Sooooooooo as you can see, I did go a wee bit crazy with the belugas! I really couldn't seem to help myself and will most likely draw a couple more as they just seem to have so much charcater.
I have finished my beautiful Narwhal painting and will post pictures of it soon - I need to really practice my photography skills.
Northern days are getting shorter, transferring their brightness to the lengthening night. Crazy long nights which amazingly, rather than suffocating one with overwhelming darkness, provides a canvas for the ethereal Aurora Borealis. The Borealis is a huge perk to living in northern climes.
By far the best Northern Lights display I have yet witnessed was a time when some friends and I slept out along the river in Wrigley, NWT. As we lay on the shore of the Mackenzie River, cuddled deep into our sleeping bags, the lights played low and brilliantly; dancing for most of the night.

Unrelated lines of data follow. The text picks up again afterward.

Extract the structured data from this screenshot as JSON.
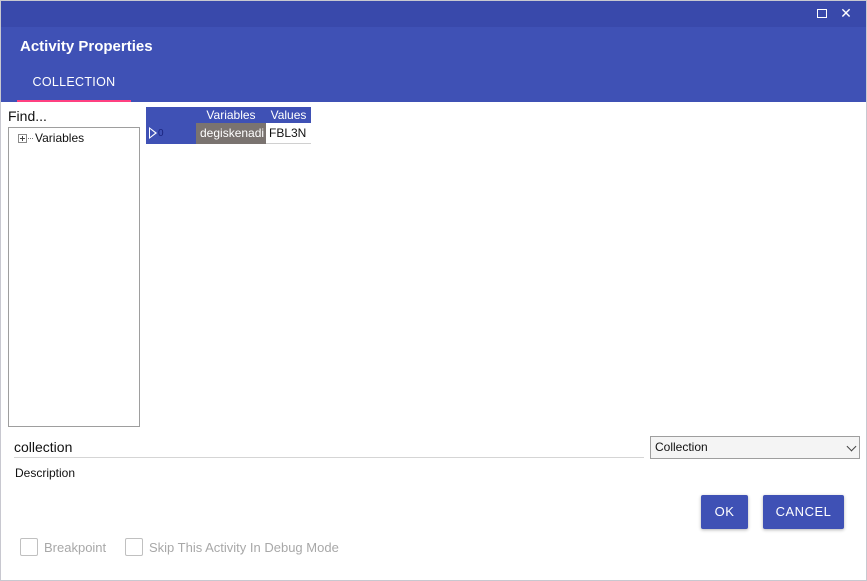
{
  "window": {
    "maximize_icon": "maximize-icon",
    "close_icon": "close-icon",
    "close_glyph": "✕"
  },
  "header": {
    "title": "Activity Properties",
    "tabs": [
      {
        "label": "COLLECTION",
        "active": true
      }
    ]
  },
  "sidebar": {
    "find_placeholder": "Find...",
    "tree": [
      {
        "label": "Variables",
        "expanded": false
      }
    ]
  },
  "grid": {
    "columns": [
      "Variables",
      "Values"
    ],
    "rows": [
      {
        "index": "0",
        "variable": "degiskenadi",
        "value": "FBL3N"
      }
    ]
  },
  "form": {
    "name_value": "collection",
    "type_selected": "Collection",
    "description_label": "Description"
  },
  "buttons": {
    "ok": "OK",
    "cancel": "CANCEL"
  },
  "options": {
    "breakpoint": "Breakpoint",
    "skip_debug": "Skip This Activity In Debug Mode"
  },
  "colors": {
    "primary": "#3f51b5",
    "titlebar": "#3949ab",
    "tab_indicator": "#ff4081",
    "selected_cell": "#7a7370"
  }
}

With a grande finale where the Borealis swirled together, forming what looked like a giant ghostly hand which dropped lower and lower until it seemed to hover just above us. When it seemed as though it could descend no further, the lights closed into a fist, shimmering and pulsing as it ascended and dissipated into the depths of the night.
Painting of the Mackenzie Rest Inn, a wonderful bed and breakfast located in Fort Simpson, NWT - gateway to the Nahanni National Park Reserve
Shimmering stardust swirls
Pulsing ghosts gliding through
Aurora green tunnels, cutting through eternity
If you find yourself lost
Put your faith in the lights
And they will guide you home
A chill morning of hot chocolate and ice whispers. It is the time for Jack Frost to skim his freezing fingers across the top of the water, circling them along the edges of puddles and pools to give strength to his creations. Almost transparent feathers on this surface, daggers and diamonds on the next.
Every morning is a new display; for some a beauty to behold. While for others a new crust to be jumped on and crunched under rubber boots.
First in my ice formation series, playing with layers of blues. Water transforming to ice and the colour shift which follows.
Acrylic on paper 5" x 7"
Process - the daunting road to a finished piece, a curve in time documented only by obsessive pics. As time can pass with me barely registering the path I took to get to the layer I am currently working on. These are not the best of pics as I take them randomly with my phone with no sense of light play or time of day. Though as the long northern days are slowly melting away into lengthening darkness I am discovering (somewhat quickly) my paltry artificial light coverage. I am realizing that I am going to have to devote some time to lamp set up!
Following the North Star
Swirling already agitated waters
Whipping the sea into a frenzy of night
September in Inuvik is a rather quick succession of the finality of summer, with Autumn just barely allowed to dig her brightly coloured nails in before Jack Frost and his hounds of the blowing snowy whirlwinds descend. I have attempted to enjoy every moment of this quick northern Autumn and her stunning colours have had to offer. I took some time off painting to go cranberry picking and enjoy being immersed in the luminosity of our rather hasty Fall season.
I find that the brilliance of Autumns' cloak of vividness really inspire a lot of my current work. I adore colour and enjoy using bright colours that you almost cannot imagine in nature, but there they are! Colours which become even more vibrant when they are peeking through a light dusting of snow; or just a couple of red hued wild rose leaves reluctantly hang tight to their branch amid a chorus of twigs and branches now turned dismal shades of brown and grey.
Write something about yourself. No need to be fancy, just an overview.